However, I was a bit scared about posting a new patch with just this tiny fix in it, especially after almost a year of no new patches. Would folks be annoyed that the only update was a boring bug fix?

Maybe. Then again, some folks might welcome the change. And all will probably at least appreciate the old beast getting some minor grooming. Plus, with mobile launch eluding me over the past few weeks, the desktop port is probably not as close as I imagined.

So...let's do this. I'm going to see what I can fix about that autosave/camp bug. I'm unsure if it'll fix other autosave bugs, such as game save corruption. But if I release it as a test/beta build alongside the normal one, maybe some users will give it a try? We'll see!

In addition to the above, I managed to do a bit of mobile work, too. I integrated the fixes I added before the holidays back into main line, and updated my copy with Tiago's recent fixes and changes. So I think my code is now up-to-date and ready for me to resume fixing PlayerCondition memory.

Feels good to be seeing code again!

More Admin, and Resuming Mobile Work

Hey Folks! Still catching-up on the inbox here. I managed to get back to a few more people, pay some more taxes, and review some web design updates from The Jibe. But I also had a little bit of time to test some mobile stuff.

The business-y stuff is as dry a topic as always. Business and Occupation taxes for December needed filing/paying, inquiries needed replies, etc. The Jibe stuff was actually more interesting, as it was visual in nature. We're talking about a fan art page for NEO Scavenger, where I can (finally!) post some of the cool pictures folks have sent.

On the mobile game, Tiago's back in action. We reviewed where we left off, and what's next. One thing I could do immediately was to test the latest build to verify some fixes on iPad, and most of those worked. I'm anxious to resume work on the PlayerCondition memory leak fixes, as those were left in flux. I've also learned of a tool for debugging/memory leak fixing called DebugDiag, which I might be able to use on Windows builds of the mobile game. It could help reveal things I'm missing with internal tools.

Will I open the code editor tomorrow? We shall see!

2016 Has Died of Severe Traumatic Brain Injury
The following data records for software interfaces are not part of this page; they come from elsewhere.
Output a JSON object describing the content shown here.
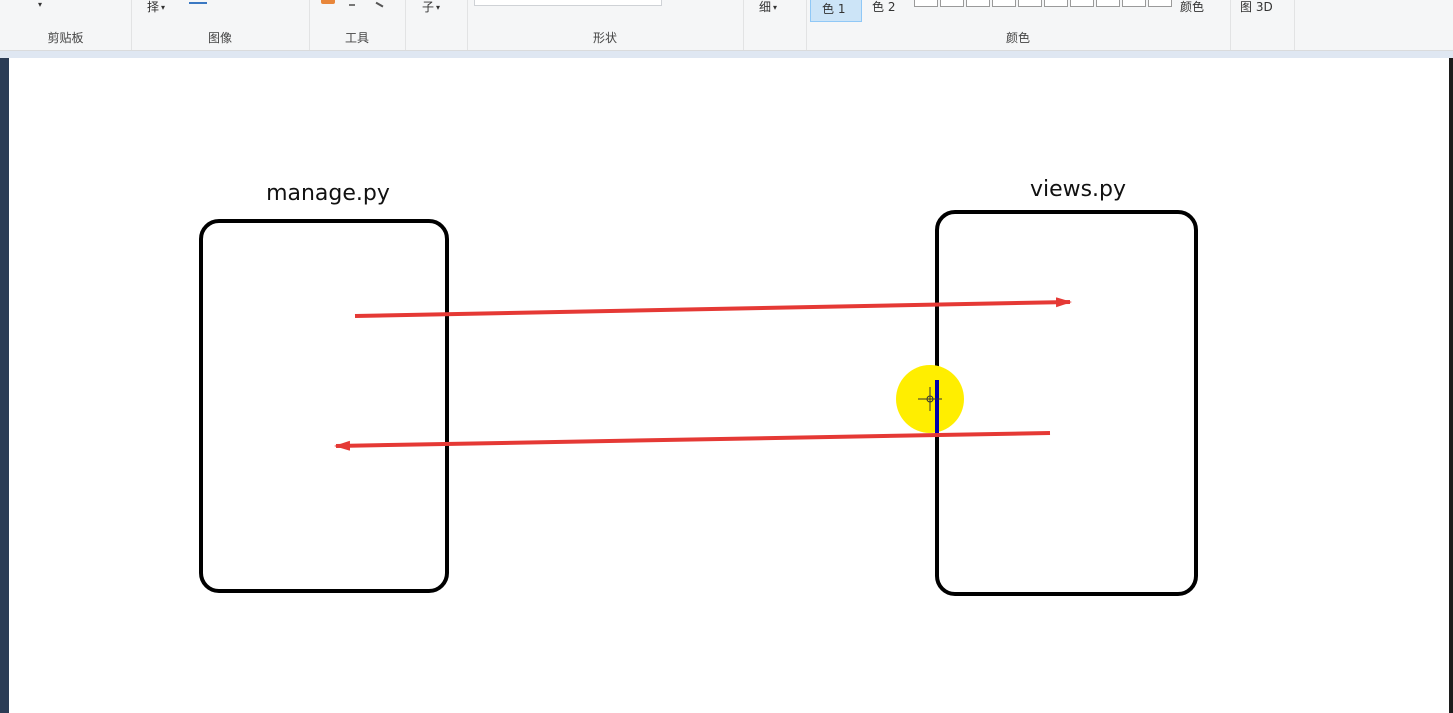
{
  "ribbon": {
    "clipboard": {
      "label": "剪贴板"
    },
    "image": {
      "label": "图像",
      "select_partial": "择"
    },
    "tools": {
      "label": "工具"
    },
    "brushes": {
      "partial": "子"
    },
    "shapes": {
      "label": "形状"
    },
    "size": {
      "partial": "细"
    },
    "colors": {
      "label": "颜色",
      "color1": "色 1",
      "color2": "色 2",
      "edit_colors_partial": "颜色"
    },
    "paint3d": {
      "partial": "图 3D"
    }
  },
  "canvas": {
    "box_left_label": "manage.py",
    "box_right_label": "views.py",
    "arrow_color": "#e53935",
    "cursor_highlight_color": "#ffee00"
  }
}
2016 Has Died of Severe Traumatic Brain Injury...


...and good riddance.

Happy 2017 everybody! If you're reading this, you've made it across the line. Congrats! Now, if you can survive another three weeks, you'll also escape the Chinese year of the monkey. You know, animals that like to throw poop everywhere. With it's departure, we welcome the fire rooster which, according to sources, rewards hard work justly.

I dunno about you, but I'll be bunkering down in an abandoned IT office, tracks hidden, no campfire, and noise traps everywhere. And maybe a pit snare with a banana over it somewhere I can watch through a rifle scope :)

Anyway, here we are. I managed to get almost caught up on a load of business admin stuff that piled-up during the break. Things like paying Josh for his latest (and awesome) in-flight track, filing and paying business taxes, year-end accounting, etc. I still have several emails to catch-up on, and of course, getting back up-to-speed with Tiago on the tablet build. Those memory leaks await...

But, it feels good to be back at the helm. I sense a good year ahead. Health and prosperity for us all!

Starting in three weeks ;)